╭─ SUPPLIED ENTRIES

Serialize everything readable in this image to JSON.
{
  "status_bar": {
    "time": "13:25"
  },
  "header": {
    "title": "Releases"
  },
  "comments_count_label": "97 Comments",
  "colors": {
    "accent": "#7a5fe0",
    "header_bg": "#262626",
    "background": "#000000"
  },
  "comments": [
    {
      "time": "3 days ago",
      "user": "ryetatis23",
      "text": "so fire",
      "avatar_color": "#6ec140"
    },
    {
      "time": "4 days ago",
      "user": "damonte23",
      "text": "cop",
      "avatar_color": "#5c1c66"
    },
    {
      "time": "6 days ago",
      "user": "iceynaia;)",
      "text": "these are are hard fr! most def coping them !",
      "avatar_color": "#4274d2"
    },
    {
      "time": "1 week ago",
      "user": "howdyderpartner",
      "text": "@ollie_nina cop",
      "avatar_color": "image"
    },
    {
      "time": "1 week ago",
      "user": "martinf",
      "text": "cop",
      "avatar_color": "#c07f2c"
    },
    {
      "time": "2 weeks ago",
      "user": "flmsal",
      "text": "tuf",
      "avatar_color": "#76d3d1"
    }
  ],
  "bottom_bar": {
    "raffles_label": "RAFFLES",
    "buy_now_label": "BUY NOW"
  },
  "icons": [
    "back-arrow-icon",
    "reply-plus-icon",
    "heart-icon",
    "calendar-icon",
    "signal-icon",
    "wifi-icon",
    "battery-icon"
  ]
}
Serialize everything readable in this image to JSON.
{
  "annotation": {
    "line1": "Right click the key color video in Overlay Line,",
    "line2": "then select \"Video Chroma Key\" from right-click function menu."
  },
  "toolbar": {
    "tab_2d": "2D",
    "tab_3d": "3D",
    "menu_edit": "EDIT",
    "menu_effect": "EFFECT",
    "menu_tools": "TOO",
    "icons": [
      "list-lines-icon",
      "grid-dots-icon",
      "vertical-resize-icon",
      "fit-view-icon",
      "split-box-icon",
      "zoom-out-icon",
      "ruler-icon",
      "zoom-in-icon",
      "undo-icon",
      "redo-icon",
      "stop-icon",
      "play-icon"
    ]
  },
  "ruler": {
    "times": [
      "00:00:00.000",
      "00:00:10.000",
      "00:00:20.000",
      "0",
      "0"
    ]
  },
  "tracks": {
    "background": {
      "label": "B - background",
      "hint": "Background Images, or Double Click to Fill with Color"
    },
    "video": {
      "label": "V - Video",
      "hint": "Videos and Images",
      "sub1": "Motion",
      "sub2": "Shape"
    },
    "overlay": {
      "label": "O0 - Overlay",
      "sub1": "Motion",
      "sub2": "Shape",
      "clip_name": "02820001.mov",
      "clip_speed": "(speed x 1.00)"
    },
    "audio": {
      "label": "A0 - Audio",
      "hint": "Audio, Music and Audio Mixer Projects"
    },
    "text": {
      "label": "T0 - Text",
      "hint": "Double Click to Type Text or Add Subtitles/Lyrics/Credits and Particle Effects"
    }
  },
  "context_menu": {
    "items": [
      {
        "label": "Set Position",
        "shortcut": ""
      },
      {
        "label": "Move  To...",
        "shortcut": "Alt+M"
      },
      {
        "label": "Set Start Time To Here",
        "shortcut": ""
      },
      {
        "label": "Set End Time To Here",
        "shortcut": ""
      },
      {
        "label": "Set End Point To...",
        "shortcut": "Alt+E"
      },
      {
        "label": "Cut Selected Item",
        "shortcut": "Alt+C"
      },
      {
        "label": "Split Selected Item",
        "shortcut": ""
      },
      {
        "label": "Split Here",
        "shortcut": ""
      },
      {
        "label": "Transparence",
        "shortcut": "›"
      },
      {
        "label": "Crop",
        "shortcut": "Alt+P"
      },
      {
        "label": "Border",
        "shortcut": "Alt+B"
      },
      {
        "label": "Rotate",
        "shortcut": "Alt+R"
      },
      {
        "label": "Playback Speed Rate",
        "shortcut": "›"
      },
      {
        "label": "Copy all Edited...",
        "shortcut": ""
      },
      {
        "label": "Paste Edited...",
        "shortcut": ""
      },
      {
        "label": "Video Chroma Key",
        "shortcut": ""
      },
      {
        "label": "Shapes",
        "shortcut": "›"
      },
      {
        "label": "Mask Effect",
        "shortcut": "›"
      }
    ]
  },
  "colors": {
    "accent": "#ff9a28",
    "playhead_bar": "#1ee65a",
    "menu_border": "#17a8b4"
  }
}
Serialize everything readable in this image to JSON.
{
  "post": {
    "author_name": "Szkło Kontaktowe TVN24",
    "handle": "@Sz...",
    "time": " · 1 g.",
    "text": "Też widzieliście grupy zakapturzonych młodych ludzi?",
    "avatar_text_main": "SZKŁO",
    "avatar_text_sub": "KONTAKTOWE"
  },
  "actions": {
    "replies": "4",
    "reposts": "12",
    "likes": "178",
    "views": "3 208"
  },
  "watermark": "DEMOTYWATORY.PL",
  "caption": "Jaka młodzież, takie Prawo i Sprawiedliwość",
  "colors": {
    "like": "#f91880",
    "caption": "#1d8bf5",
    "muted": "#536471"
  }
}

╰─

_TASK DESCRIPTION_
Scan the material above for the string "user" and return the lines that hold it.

_RESPONSE TO THE EXERCISE_
      "user": "ryetatis23",
      "user": "damonte23",
      "user": "iceynaia;)",
      "user": "howdyderpartner",
      "user": "martinf",
      "user": "flmsal",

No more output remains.